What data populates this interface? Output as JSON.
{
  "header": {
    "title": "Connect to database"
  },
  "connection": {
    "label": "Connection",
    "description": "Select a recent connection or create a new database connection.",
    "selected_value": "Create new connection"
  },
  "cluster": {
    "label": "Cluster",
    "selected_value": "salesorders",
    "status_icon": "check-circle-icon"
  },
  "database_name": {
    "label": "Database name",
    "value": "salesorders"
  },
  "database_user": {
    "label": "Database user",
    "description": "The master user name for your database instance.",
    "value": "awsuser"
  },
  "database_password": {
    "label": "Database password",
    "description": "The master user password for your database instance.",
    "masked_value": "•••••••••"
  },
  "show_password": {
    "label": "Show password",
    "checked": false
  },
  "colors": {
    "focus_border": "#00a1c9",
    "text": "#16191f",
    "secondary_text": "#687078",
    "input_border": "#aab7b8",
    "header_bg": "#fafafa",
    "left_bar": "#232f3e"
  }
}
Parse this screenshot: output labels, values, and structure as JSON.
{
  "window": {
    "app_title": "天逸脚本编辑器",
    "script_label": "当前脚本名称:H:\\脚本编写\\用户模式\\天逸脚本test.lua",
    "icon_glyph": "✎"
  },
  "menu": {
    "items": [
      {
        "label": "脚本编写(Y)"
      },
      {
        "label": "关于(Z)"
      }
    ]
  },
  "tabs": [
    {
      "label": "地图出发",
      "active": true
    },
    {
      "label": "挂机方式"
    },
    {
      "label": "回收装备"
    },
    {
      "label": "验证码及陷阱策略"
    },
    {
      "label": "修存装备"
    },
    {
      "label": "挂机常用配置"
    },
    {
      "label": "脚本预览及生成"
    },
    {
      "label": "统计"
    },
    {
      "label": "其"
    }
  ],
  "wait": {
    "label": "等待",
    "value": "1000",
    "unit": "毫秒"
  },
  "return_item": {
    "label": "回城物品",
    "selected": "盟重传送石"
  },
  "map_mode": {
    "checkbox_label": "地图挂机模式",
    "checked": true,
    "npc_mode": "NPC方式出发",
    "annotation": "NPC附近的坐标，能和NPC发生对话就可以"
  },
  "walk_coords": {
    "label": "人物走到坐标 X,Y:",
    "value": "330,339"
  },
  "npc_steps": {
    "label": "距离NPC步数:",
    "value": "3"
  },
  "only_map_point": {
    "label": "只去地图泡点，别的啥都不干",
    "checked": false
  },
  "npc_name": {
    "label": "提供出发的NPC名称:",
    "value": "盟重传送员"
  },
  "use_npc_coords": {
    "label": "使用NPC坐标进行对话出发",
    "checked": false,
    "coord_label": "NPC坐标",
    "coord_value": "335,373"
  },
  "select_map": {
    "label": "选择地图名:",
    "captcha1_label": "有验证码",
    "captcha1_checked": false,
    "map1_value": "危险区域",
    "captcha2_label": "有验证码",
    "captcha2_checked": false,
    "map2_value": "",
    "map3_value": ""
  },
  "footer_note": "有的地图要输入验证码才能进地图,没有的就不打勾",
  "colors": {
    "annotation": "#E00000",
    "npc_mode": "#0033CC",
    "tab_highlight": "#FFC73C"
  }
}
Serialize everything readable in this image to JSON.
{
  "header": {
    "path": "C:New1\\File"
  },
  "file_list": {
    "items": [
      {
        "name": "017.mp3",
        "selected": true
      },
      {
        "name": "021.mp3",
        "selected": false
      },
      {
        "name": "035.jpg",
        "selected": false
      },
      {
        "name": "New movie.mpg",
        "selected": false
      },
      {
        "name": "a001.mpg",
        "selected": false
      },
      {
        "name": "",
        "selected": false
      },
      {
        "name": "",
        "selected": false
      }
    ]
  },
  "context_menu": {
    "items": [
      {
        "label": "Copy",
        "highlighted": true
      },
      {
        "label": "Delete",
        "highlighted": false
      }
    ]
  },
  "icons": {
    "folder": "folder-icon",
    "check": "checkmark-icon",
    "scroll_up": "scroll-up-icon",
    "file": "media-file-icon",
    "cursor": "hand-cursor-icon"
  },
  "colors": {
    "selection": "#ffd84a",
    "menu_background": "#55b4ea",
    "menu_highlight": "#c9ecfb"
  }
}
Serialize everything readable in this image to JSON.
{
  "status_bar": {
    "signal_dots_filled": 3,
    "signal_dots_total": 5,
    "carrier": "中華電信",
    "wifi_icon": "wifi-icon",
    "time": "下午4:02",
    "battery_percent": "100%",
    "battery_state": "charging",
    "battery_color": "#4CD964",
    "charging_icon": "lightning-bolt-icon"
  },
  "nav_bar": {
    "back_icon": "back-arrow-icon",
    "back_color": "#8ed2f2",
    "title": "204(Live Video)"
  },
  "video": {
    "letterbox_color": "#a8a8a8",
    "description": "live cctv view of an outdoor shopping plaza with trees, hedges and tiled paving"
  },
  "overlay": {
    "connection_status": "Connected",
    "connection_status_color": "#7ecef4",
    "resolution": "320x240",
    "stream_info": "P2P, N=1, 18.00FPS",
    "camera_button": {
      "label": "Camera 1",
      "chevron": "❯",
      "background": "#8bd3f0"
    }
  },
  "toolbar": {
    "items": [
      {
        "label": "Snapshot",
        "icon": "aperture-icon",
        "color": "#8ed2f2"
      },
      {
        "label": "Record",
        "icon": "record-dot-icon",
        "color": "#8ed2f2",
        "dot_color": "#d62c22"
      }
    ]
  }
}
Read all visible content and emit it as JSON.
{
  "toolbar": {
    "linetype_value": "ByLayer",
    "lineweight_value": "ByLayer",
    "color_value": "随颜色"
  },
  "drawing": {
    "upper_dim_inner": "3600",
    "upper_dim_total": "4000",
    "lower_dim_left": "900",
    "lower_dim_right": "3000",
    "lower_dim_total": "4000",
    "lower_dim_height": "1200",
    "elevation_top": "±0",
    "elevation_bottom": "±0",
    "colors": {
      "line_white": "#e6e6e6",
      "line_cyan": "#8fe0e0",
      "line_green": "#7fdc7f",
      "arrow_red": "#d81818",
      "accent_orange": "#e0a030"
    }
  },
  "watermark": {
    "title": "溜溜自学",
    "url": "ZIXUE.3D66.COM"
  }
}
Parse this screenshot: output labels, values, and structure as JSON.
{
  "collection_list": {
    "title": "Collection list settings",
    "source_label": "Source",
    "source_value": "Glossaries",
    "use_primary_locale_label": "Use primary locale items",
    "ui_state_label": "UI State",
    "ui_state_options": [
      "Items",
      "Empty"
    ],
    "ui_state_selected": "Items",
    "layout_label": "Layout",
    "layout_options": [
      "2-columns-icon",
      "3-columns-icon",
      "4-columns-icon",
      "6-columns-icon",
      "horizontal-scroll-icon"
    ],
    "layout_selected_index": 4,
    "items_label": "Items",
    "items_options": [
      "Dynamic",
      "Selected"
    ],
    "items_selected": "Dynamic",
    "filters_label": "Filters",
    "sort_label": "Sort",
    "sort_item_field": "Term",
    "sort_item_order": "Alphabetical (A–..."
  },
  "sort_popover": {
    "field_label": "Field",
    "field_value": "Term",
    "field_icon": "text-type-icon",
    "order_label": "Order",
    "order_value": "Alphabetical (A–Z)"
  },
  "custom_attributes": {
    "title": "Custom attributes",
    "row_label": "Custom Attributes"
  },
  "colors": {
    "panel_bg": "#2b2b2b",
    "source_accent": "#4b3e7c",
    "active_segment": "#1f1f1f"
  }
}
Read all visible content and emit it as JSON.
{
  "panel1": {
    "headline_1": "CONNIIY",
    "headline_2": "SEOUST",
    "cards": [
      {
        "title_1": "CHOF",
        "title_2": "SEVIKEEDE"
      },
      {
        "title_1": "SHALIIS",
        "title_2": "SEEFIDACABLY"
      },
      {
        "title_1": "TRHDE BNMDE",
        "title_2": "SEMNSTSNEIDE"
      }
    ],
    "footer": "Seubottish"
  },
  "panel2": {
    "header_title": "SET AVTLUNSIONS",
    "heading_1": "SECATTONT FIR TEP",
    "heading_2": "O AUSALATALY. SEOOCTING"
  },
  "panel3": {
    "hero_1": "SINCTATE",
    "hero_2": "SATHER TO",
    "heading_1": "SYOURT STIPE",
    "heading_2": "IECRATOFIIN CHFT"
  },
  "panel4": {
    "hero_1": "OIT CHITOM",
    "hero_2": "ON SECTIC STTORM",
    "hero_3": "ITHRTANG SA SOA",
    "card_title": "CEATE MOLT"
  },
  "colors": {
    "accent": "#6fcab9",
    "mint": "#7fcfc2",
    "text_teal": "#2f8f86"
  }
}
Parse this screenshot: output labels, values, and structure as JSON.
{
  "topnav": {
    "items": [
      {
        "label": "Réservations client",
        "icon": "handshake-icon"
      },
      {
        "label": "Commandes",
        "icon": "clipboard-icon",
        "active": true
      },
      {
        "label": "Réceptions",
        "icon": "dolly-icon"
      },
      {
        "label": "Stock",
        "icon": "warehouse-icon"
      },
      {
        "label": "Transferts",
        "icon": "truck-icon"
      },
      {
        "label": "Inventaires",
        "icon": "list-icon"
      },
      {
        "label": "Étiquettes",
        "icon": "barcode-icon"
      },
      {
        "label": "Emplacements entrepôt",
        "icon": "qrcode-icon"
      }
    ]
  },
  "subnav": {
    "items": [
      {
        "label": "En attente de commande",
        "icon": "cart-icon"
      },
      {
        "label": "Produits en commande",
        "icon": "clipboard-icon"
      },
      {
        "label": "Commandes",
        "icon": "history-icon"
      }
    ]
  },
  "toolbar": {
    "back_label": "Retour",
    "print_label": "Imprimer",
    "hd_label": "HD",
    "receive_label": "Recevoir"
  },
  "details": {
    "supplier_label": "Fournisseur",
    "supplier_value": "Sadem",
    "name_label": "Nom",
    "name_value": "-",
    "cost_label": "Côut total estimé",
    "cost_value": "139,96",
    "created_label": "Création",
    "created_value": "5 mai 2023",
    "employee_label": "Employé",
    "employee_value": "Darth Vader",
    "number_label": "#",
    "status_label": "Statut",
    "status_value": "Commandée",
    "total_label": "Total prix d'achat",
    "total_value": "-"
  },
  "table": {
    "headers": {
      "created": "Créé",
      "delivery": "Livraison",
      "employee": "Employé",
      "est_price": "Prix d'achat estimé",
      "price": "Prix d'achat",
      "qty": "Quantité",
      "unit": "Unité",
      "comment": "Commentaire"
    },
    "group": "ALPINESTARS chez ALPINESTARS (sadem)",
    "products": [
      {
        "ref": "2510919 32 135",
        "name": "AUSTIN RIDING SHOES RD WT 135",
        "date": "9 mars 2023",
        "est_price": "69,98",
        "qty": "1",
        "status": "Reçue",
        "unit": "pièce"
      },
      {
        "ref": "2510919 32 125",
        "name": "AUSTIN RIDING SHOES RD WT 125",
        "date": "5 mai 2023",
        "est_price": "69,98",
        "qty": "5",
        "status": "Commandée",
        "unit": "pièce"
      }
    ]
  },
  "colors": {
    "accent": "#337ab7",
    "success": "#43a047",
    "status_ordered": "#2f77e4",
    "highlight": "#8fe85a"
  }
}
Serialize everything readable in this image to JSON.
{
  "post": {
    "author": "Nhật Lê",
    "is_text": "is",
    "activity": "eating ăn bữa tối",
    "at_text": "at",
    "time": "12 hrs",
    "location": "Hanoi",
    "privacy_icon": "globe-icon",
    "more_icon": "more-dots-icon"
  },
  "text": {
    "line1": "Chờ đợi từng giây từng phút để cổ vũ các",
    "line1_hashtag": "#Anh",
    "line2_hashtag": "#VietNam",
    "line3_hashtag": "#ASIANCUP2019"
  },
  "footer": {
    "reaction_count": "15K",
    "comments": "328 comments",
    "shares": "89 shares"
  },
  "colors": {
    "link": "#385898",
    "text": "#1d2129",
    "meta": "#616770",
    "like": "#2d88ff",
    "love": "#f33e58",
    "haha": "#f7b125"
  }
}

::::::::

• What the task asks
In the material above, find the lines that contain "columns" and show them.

• Task answer
      "2-columns-icon",
      "3-columns-icon",
      "4-columns-icon",
      "6-columns-icon",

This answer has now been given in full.